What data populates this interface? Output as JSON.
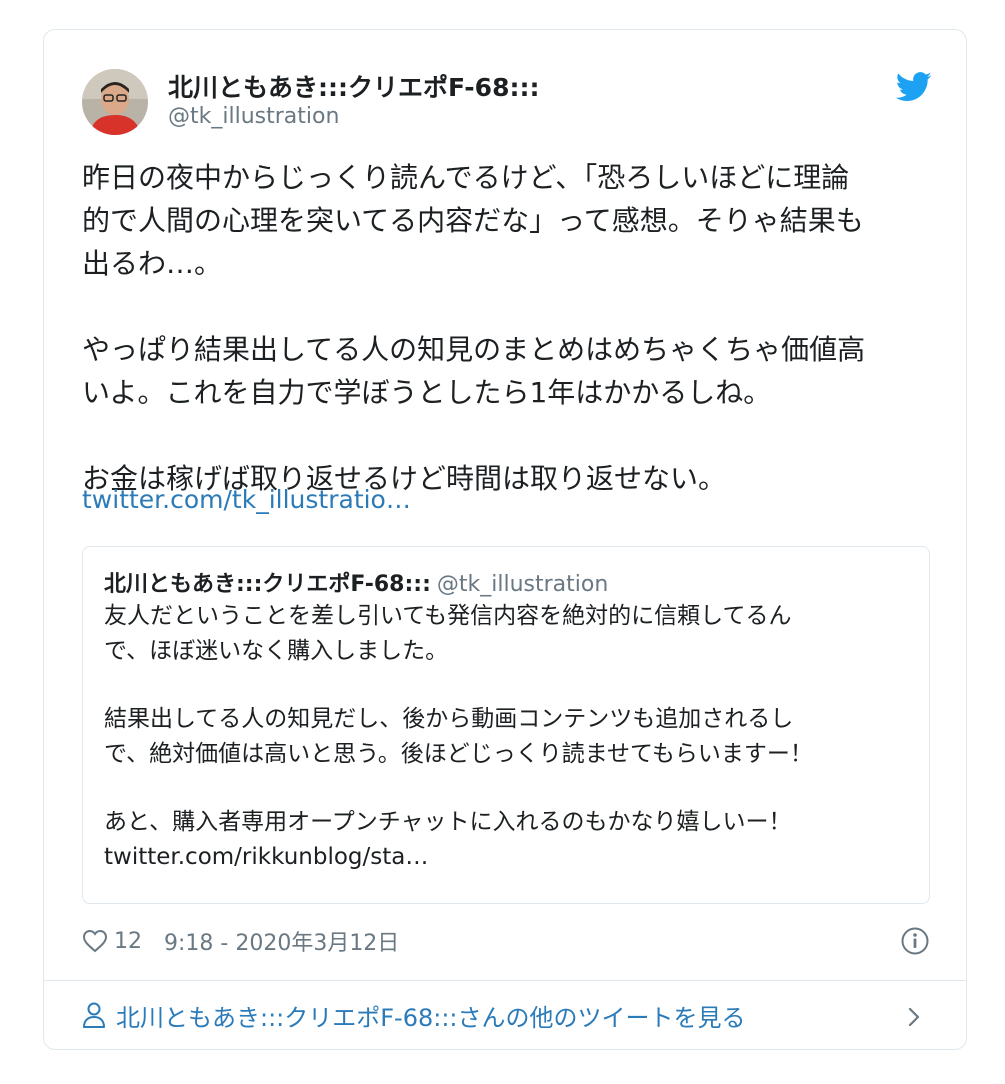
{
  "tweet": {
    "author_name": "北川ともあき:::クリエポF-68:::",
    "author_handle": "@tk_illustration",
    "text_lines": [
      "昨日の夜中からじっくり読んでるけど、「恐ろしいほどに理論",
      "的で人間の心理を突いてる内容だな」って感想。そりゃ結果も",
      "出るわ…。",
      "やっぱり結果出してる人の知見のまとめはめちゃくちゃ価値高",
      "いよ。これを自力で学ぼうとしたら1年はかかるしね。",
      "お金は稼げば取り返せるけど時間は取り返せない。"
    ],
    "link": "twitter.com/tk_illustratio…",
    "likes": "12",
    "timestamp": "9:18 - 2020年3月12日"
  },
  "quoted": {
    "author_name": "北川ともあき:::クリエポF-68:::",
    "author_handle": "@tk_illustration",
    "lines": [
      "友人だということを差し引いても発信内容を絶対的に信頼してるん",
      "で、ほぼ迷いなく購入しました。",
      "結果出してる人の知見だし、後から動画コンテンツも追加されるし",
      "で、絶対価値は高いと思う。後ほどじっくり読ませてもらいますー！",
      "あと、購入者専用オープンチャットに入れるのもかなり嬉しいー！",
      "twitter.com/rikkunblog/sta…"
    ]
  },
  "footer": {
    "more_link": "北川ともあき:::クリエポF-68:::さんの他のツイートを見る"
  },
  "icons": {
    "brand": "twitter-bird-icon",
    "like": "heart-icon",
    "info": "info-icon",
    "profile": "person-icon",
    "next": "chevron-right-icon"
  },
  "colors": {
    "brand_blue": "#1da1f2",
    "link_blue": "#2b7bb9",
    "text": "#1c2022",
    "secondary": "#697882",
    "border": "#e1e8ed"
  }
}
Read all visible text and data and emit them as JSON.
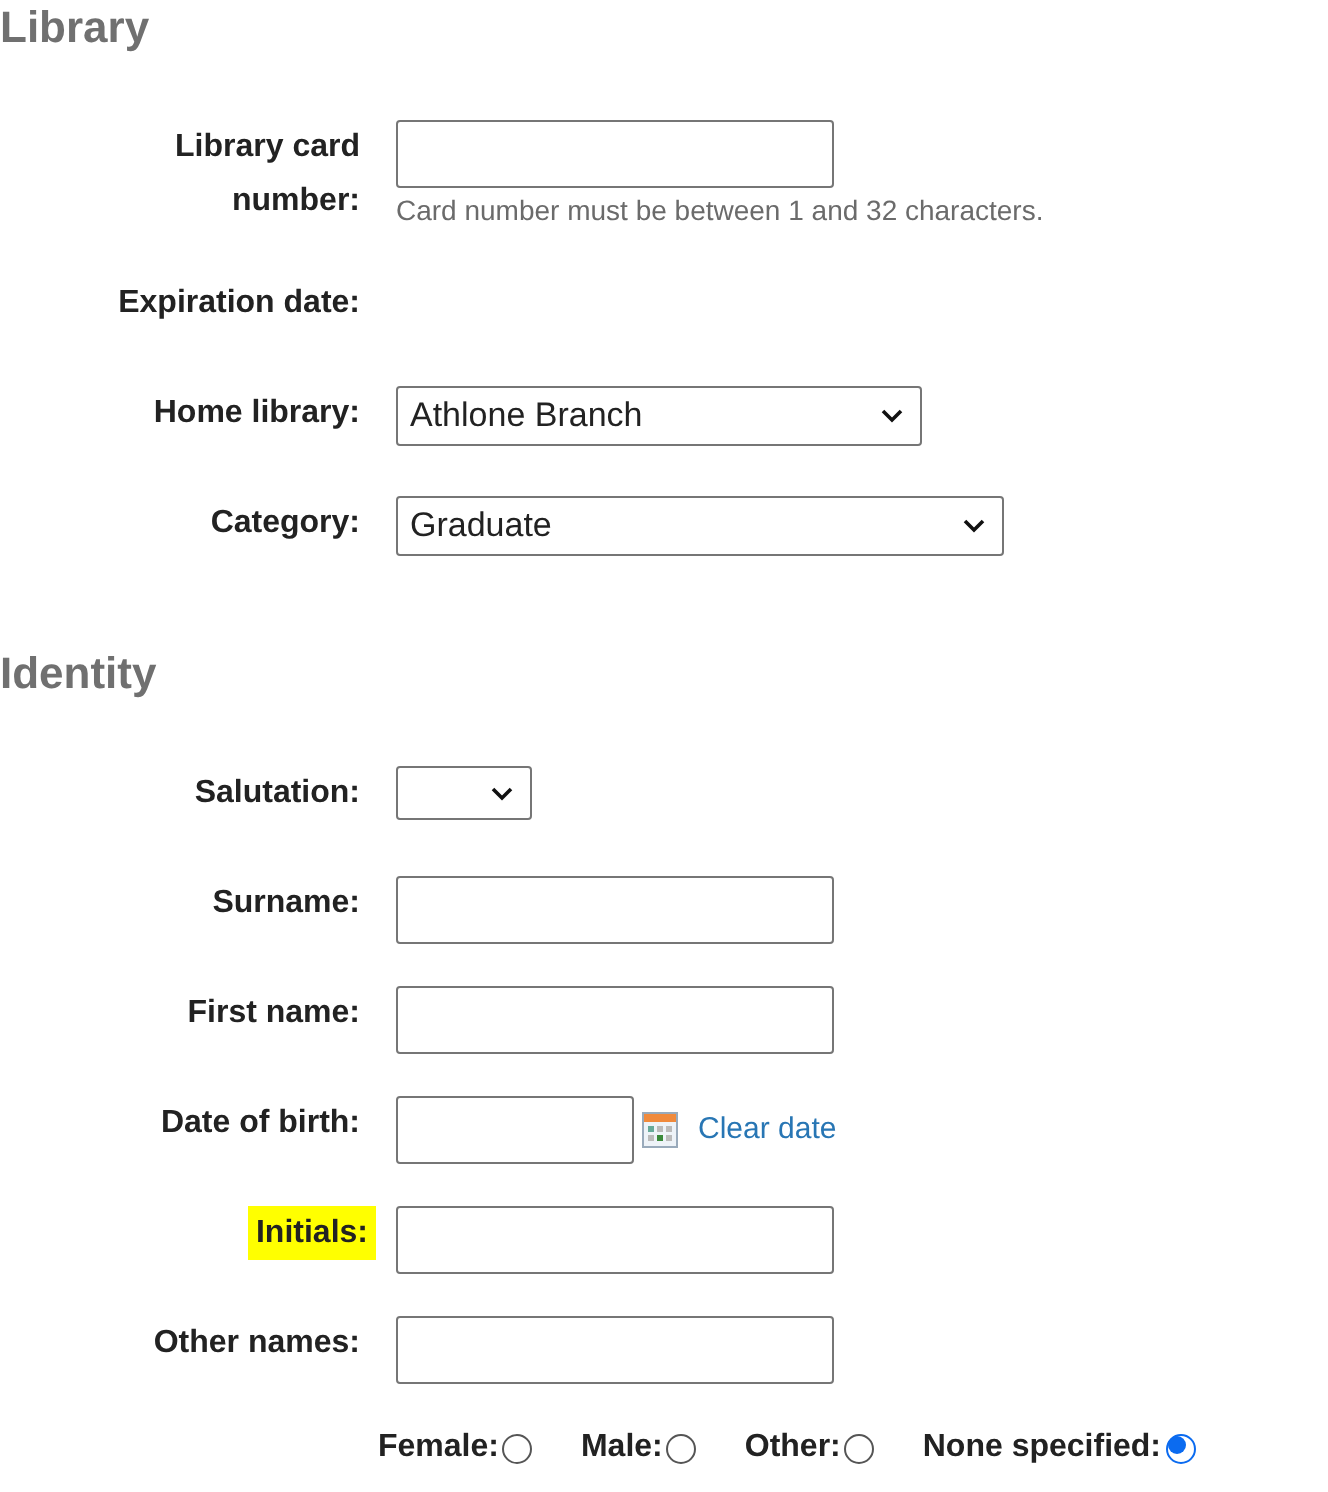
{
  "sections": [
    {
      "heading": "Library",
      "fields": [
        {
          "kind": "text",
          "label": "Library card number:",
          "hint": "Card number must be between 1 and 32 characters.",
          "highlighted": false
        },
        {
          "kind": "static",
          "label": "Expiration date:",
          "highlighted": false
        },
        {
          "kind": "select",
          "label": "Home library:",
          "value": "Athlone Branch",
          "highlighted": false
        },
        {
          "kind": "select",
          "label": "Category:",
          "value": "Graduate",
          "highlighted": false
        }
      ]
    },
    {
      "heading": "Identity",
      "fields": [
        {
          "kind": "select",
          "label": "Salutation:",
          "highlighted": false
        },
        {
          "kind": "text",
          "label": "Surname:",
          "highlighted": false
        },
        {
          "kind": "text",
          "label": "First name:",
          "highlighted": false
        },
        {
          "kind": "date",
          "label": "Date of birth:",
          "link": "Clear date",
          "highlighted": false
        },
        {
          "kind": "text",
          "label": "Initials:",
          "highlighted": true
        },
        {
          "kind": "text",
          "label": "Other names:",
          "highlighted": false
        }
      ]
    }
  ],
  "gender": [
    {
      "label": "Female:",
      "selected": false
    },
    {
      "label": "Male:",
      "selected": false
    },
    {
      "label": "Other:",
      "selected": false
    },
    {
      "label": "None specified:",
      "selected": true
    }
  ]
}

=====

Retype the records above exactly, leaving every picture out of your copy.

**Solution for this problem**.
What data populates this interface? Output as JSON.
{
  "tweet": {
    "author_name": "北川ともあき:::クリエポF-68:::",
    "author_handle": "@tk_illustration",
    "text_lines": [
      "昨日の夜中からじっくり読んでるけど、「恐ろしいほどに理論",
      "的で人間の心理を突いてる内容だな」って感想。そりゃ結果も",
      "出るわ…。",
      "やっぱり結果出してる人の知見のまとめはめちゃくちゃ価値高",
      "いよ。これを自力で学ぼうとしたら1年はかかるしね。",
      "お金は稼げば取り返せるけど時間は取り返せない。"
    ],
    "link": "twitter.com/tk_illustratio…",
    "likes": "12",
    "timestamp": "9:18 - 2020年3月12日"
  },
  "quoted": {
    "author_name": "北川ともあき:::クリエポF-68:::",
    "author_handle": "@tk_illustration",
    "lines": [
      "友人だということを差し引いても発信内容を絶対的に信頼してるん",
      "で、ほぼ迷いなく購入しました。",
      "結果出してる人の知見だし、後から動画コンテンツも追加されるし",
      "で、絶対価値は高いと思う。後ほどじっくり読ませてもらいますー！",
      "あと、購入者専用オープンチャットに入れるのもかなり嬉しいー！",
      "twitter.com/rikkunblog/sta…"
    ]
  },
  "footer": {
    "more_link": "北川ともあき:::クリエポF-68:::さんの他のツイートを見る"
  },
  "icons": {
    "brand": "twitter-bird-icon",
    "like": "heart-icon",
    "info": "info-icon",
    "profile": "person-icon",
    "next": "chevron-right-icon"
  },
  "colors": {
    "brand_blue": "#1da1f2",
    "link_blue": "#2b7bb9",
    "text": "#1c2022",
    "secondary": "#697882",
    "border": "#e1e8ed"
  }
}
Read all visible text and data and emit them as JSON.
{
  "sections": [
    {
      "heading": "Library",
      "fields": [
        {
          "kind": "text",
          "label": "Library card number:",
          "hint": "Card number must be between 1 and 32 characters.",
          "highlighted": false
        },
        {
          "kind": "static",
          "label": "Expiration date:",
          "highlighted": false
        },
        {
          "kind": "select",
          "label": "Home library:",
          "value": "Athlone Branch",
          "highlighted": false
        },
        {
          "kind": "select",
          "label": "Category:",
          "value": "Graduate",
          "highlighted": false
        }
      ]
    },
    {
      "heading": "Identity",
      "fields": [
        {
          "kind": "select",
          "label": "Salutation:",
          "highlighted": false
        },
        {
          "kind": "text",
          "label": "Surname:",
          "highlighted": false
        },
        {
          "kind": "text",
          "label": "First name:",
          "highlighted": false
        },
        {
          "kind": "date",
          "label": "Date of birth:",
          "link": "Clear date",
          "highlighted": false
        },
        {
          "kind": "text",
          "label": "Initials:",
          "highlighted": true
        },
        {
          "kind": "text",
          "label": "Other names:",
          "highlighted": false
        }
      ]
    }
  ],
  "gender": [
    {
      "label": "Female:",
      "selected": false
    },
    {
      "label": "Male:",
      "selected": false
    },
    {
      "label": "Other:",
      "selected": false
    },
    {
      "label": "None specified:",
      "selected": true
    }
  ]
}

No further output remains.